This topic address only the most routine steps of pump rebuild.  Should your pump evidence stripped threads, and unless you are able to, we recommend you visit your local machine shop for some helicoil work.  In the case of cracked housings, etc. you are probably looking at a replacement part or complete pump.  Some assemblies in the stock 404.1 require some careful attention when rebuilding.  While resurfacing the cylinder head and other similar component parts are best entrusted to a competent machine shop with the requisite tools, two items in the fuel system can be attended to by the home mechanic with excellent results.  They are the carburetor and the fuel pump.  Although just casually mentioned in the workshop manual, this can be accomplished with a little time, some emery cloth and a considerable amount of “elbow grease”.   Here’s a how to for the novice:

  

Completely strip the pump and clean in solvent.  Some pumps evidence calcification from water deposits over a long period of contamination or disuse.  A baking soda solution will assist in the removal of these deposits if media blasting is not available.  Media blasting (we use glass bead) is a plus for cosmetics as well, but not mandatory.

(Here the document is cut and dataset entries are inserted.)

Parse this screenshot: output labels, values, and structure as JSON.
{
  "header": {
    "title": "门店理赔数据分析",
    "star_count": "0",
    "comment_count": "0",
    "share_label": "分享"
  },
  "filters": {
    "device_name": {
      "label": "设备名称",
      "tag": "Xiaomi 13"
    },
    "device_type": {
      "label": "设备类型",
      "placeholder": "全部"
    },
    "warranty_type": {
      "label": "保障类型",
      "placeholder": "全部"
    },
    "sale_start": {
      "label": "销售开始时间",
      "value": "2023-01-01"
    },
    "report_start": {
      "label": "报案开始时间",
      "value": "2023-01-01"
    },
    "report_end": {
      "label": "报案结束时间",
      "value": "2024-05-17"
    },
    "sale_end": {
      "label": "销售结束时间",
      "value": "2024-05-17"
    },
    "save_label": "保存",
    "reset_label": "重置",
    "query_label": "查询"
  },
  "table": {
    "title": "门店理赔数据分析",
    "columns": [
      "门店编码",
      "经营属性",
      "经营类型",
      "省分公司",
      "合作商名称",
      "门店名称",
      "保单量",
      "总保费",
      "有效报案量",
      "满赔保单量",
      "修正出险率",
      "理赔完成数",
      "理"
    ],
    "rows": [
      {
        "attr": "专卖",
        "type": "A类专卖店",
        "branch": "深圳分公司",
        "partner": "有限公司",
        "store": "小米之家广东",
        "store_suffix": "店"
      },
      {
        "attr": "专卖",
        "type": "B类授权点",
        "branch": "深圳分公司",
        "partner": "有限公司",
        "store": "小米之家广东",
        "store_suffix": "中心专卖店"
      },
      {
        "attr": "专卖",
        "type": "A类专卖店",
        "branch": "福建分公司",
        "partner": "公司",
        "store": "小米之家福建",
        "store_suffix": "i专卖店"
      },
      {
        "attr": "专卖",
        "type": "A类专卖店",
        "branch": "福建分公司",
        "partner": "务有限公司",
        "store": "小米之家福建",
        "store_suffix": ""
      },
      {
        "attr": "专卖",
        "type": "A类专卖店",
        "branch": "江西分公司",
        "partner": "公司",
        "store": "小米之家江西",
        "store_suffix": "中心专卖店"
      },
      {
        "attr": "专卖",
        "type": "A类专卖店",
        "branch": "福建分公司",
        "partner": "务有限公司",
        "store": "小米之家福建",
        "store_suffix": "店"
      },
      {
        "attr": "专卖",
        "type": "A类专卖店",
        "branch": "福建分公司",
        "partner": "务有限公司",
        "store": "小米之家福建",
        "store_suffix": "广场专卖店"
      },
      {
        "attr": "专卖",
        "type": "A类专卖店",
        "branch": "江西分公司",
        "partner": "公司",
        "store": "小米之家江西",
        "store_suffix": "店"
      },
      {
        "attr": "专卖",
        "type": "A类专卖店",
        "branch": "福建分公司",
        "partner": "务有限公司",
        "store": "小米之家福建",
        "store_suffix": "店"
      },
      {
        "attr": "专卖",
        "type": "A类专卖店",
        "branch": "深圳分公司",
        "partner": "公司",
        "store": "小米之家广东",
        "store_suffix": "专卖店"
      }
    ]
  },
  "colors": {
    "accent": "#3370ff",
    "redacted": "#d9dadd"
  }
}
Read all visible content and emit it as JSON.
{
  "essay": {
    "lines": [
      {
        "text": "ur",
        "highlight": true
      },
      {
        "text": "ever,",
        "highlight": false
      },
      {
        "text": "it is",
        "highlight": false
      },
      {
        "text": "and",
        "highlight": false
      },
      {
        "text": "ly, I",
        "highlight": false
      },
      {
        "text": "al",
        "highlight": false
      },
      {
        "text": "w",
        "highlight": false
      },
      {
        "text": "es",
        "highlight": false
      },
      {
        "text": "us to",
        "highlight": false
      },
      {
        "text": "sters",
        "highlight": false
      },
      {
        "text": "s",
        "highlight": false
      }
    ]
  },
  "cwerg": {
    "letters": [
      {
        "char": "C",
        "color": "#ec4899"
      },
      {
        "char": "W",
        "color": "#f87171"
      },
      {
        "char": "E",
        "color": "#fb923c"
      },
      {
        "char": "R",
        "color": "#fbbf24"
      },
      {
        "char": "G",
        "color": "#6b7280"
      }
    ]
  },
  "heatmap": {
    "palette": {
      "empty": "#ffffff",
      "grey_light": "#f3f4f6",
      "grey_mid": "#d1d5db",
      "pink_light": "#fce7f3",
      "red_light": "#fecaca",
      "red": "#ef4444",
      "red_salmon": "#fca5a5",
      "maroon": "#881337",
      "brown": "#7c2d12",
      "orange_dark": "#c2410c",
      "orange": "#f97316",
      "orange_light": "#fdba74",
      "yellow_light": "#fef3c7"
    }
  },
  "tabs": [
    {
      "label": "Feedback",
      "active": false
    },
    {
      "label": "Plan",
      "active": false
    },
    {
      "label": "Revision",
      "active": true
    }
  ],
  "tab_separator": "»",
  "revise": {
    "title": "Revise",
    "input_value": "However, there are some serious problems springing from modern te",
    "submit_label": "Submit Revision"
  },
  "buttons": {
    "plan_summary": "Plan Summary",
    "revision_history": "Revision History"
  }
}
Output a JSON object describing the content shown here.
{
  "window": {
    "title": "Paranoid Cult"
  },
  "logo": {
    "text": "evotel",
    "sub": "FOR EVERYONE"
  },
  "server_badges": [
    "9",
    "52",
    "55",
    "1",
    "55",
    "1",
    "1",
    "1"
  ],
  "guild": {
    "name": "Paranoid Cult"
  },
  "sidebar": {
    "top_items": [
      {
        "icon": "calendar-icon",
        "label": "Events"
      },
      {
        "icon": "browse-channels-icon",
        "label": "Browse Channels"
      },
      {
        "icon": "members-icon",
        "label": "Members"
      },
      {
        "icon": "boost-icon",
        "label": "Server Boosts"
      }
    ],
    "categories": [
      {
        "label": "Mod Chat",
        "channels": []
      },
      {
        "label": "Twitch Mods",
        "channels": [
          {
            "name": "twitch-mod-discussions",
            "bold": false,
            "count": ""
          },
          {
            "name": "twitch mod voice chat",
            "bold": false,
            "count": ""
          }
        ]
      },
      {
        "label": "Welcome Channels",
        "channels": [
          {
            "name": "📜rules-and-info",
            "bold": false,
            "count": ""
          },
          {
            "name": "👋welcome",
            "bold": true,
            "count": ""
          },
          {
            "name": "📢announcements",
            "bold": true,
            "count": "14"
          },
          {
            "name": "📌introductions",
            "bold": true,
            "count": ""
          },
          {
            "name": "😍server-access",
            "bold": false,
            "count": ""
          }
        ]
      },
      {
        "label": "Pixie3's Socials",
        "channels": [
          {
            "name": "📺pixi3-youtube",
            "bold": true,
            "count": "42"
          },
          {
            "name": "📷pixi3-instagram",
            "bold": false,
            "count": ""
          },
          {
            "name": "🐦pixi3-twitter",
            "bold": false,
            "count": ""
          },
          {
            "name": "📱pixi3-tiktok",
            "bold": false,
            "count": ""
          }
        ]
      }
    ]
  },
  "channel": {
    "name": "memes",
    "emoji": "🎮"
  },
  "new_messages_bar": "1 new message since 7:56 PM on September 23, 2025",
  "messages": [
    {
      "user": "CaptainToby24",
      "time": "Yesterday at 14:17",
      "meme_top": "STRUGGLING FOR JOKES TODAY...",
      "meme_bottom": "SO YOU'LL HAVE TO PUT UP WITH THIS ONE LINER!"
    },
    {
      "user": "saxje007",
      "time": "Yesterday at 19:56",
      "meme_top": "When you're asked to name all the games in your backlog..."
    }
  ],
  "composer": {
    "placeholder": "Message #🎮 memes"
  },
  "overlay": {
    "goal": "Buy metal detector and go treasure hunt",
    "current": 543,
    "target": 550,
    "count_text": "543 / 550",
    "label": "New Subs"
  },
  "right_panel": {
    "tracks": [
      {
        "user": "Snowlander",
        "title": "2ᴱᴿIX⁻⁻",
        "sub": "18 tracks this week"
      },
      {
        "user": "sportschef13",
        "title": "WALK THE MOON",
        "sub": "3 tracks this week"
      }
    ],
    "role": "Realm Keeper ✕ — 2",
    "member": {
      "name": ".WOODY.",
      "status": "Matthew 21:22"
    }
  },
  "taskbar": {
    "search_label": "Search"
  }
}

Starting with a coarse grade of emery cloth on a flat surface such as a pane of heavy glass or plex, rotate the part in a circular motion.  Soon the effects of screw tension that have pulled the pump halves together, will be evident.  Low spots and areas will appear darker as opposed to the clean, rough areas where the abrasion is taking effect.  Pause often and remove the deposits from both the cloth and the part.  You’ll be surprised on how much particulate and dust will appear.

Be patient,  we have counted upwards of around 2,000 revolutions if this is done by hand.  Once the low areas are almost non-existent, a medium grade of emery cloth may be used to even out the effects of material removal.

Voila !  Now your housing halves are ready for that diaphragm*, assembly and installation.  You’ve saved yourself a considerable investment in a new pump !  As a postscript, and from a Gratis article in our distant past, during assembly, an aid to installing the diaphragm is the insertion of a phillips head screwdriver  from the pump rear.  This immobilizes the lever and eases the attachment of the shaft slot.  This is one of those items that requires a little patience, some skill, and dry fingers to “feel” your way through the process.  Even no thumbs Otto can do it !

                                                                       

* A few words on ethanol.  Much has been said on the effects of ethanol on fuel systems.  Generally speaking, ethanol will not affect fuel delivery with a diaphragm pump.  Ethanol has been around for a long while, and used in blended fuels in varying ratios for decades.  The inventors Samual Morey and Nicolas Otto are recognized as being two of the first to use ethanol in an internal combustion engine (1824 and 1860 respectively). By the 1930s ethanol was being offered in the US in proportions of from 6 to 12%.  In Brazil the tendency has been to produce E85, which is 85% ethanol.  Currently, in Germany, ethanol amounts to 5% to 10% of what you get in a liter of fuel.  Where deleterious results are to be found in motors, in fuel storage (read tanks), delivery and combustion, it lies in the fact that ethanol attracts moisture.  As such, vehicles are prone to experience failures due to the presence of moisture, often exacerbated by external sources and by periods of disuse.  Our diaphragms are OEM items of quality manufacture and will give satisfactory performance when other conditions are conducive.  If you live in the “corn belt” of the US, you may be offered E85 locally.  This may have some effect over time, should other elements of your fuel system be wanting. 

 

As an aside, we’ve managed to accumulate a sampling of the “kits” available over the years for the Pierburg fuel pump installed as OEM equipment in the Unimog S and numerous other vehicles of the day.  Enjoy !

* Source:  2010-11 Ethanolhistory.com